Capitol Hill newcomer, Daniel Jones (Adam Driver) is given the opportunity of a lifetime by senator Dianne Feinstein (Annette Bening). However, this rose comes with thorns. Daniel is asked to head up an internal investigation into the CIA’s use of unauthorised torture after 9/11. Unsure who he can trust, Daniel discovers that the truth is densely cloaked in caveats by politicians who want the truth but are also afraid of its consequences…
… its impact is in its detail and the reality of its consequences – and this is where an interesting cinematic rift opens up…
‘The Report’ is a politically charged thriller which follows real events from the Iraq war onwards. Sharing a similar battle-against-the-odds narrative as the recent ‘Spotlight’ and seminal ‘All The President’s Men’, ‘The Report’ takes you through a forest of claims and counter-claims. With only ‘declassified’ information to work with, Daniel’s team seem to be boxed in inside their windowless safe room in the CIA’s basement. However when the team starts to focus in on the enhanced interrogation techniques of CIA contractor Dr. James Mitchell (a magnificently ambivalent Douglas Hodge), then the real of scale of abuse starts to be revealed.

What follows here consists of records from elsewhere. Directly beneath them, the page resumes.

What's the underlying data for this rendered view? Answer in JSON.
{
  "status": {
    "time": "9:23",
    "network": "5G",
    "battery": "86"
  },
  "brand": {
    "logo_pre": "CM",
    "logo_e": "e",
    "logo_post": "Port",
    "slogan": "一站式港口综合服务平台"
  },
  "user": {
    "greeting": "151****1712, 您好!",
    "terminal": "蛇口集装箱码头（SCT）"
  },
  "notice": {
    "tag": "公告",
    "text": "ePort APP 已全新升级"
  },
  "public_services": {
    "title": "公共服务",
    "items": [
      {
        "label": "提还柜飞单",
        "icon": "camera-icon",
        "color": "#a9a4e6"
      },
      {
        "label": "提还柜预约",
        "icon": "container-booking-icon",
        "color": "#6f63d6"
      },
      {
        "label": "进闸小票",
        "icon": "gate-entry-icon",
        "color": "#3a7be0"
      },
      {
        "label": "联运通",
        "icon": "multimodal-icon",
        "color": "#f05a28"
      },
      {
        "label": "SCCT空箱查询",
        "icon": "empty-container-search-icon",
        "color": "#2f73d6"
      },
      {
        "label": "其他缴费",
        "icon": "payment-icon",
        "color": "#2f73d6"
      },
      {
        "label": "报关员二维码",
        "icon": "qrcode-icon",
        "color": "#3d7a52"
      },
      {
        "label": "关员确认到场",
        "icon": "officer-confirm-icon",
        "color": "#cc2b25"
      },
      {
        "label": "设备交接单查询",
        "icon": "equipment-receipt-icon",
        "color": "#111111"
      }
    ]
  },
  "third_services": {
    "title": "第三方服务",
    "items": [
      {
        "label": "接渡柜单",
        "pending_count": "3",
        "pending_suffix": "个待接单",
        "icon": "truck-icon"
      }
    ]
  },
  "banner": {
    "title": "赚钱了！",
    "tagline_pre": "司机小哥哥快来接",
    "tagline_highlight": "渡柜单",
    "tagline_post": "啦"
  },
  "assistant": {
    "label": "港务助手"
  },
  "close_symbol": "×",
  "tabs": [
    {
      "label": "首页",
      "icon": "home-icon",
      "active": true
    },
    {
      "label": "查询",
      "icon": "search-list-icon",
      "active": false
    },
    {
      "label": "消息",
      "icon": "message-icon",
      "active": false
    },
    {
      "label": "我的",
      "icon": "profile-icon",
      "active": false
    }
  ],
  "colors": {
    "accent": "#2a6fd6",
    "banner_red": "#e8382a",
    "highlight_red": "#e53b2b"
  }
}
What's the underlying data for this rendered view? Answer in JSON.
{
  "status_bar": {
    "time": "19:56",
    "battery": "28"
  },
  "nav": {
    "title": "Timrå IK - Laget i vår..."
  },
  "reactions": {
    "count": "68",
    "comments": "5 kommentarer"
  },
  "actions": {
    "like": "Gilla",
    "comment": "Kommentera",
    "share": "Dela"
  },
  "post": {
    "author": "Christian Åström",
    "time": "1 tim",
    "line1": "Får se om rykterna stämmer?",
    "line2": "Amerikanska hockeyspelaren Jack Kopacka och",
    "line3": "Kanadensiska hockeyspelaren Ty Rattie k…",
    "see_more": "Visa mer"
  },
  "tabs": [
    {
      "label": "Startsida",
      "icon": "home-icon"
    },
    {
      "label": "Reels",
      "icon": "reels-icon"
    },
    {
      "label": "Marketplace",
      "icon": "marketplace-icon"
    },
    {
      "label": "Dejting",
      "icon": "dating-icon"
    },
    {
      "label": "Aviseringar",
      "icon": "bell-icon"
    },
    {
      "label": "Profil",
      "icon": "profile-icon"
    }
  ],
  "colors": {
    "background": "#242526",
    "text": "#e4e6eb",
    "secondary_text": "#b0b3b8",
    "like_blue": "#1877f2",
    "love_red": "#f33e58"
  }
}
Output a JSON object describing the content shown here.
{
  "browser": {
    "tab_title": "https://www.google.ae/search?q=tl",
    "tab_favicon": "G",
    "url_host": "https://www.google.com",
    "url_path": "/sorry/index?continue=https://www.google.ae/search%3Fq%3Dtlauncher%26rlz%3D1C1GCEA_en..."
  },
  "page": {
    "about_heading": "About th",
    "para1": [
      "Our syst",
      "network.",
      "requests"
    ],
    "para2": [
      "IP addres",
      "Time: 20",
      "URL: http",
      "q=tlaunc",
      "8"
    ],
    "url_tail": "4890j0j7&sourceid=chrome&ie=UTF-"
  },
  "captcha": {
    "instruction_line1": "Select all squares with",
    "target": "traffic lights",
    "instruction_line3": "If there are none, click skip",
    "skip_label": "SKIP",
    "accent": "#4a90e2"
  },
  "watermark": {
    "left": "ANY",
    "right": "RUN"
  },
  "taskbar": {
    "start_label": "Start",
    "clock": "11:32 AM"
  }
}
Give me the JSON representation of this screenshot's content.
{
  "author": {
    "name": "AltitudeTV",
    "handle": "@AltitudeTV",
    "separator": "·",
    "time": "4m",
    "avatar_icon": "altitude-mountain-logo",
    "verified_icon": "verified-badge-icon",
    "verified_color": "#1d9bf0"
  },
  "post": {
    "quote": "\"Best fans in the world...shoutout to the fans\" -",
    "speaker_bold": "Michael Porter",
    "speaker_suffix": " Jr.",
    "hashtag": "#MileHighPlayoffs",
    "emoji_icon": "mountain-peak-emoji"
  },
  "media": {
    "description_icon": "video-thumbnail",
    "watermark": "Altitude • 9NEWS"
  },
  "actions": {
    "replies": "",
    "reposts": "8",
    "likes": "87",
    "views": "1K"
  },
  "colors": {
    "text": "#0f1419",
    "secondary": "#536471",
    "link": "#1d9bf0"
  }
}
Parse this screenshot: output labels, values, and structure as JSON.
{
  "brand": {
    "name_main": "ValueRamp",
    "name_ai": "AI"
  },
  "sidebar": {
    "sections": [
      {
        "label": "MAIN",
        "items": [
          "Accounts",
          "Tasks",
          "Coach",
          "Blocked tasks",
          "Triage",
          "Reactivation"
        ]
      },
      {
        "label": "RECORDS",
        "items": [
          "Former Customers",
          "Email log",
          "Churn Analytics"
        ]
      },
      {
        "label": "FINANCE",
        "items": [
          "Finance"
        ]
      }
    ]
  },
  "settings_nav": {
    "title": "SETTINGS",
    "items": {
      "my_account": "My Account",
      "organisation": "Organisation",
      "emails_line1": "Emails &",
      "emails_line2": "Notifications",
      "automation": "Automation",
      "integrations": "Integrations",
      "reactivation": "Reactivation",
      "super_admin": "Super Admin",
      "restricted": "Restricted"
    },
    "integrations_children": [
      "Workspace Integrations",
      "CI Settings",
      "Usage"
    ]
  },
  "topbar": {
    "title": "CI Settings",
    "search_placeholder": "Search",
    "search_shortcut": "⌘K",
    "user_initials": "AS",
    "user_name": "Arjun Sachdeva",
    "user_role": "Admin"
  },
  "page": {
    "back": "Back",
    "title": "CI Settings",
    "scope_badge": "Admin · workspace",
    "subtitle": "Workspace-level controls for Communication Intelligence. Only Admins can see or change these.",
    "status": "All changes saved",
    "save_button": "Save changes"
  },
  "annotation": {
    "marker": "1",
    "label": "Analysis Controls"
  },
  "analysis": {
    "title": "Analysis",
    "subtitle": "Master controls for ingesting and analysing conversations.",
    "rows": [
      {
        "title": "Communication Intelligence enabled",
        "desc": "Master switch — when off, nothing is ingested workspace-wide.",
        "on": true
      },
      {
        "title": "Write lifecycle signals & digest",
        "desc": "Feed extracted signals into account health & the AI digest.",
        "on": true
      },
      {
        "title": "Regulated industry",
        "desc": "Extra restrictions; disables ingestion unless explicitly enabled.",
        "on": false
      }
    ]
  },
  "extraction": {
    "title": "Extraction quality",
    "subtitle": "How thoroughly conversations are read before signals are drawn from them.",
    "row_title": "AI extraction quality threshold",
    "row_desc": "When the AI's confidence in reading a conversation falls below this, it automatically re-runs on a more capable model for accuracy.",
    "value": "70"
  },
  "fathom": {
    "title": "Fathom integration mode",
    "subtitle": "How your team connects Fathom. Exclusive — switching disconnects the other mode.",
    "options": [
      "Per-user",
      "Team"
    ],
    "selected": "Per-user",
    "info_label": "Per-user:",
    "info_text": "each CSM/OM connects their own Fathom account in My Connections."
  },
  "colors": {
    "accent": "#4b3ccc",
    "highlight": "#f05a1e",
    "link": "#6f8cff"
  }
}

Hingeing on hastily drawn-up laws and their ambiguous interpretations, ‘The Report’ is a procedural drama where, like the very document at its heart, its impact is in its detail and the reality of its consequences – and this is where an interesting cinematic rift opens up.
After 9/11, America’s law enforcement agencies were given carte blanche to bring its perpetrators to justice. As a result “waterboarding” and other ’necessary’ dark arts were brought in, expressly designed to “get results”. Hollywood also fell in line with this any-means-necessary narrative, by producing films like Katheryn Bigelow’s ‘Zero Dark Thirty’ and Kiefer Sutherland’s ’24’ TV series, and yet, if there is a core revelation to draw from ’The Report’, it is that this narrative wasn’t in any way accurate or even justified.
All of which brings ‘The Report’ and its appreciation to an interesting and potentially difficult place, particularly for its American audiences. Presented with two versions of history, which one will they now entertain as fact? Or will they just settle for the fear-orientated entertainment they’ve already been presented?
Either way, ‘The Report’s’ take on the CIA’s policies makes for a fascinating contrast. Clearly showing that political “language is built to choose sides” and with another redacted report in the form of Robert Mueller’s investigation doing the rounds, ‘The Report’ arrives at a very timely point in history.
However the real question remains. Will the very audiences that these reports (and films) were intended for, actually care about their contents?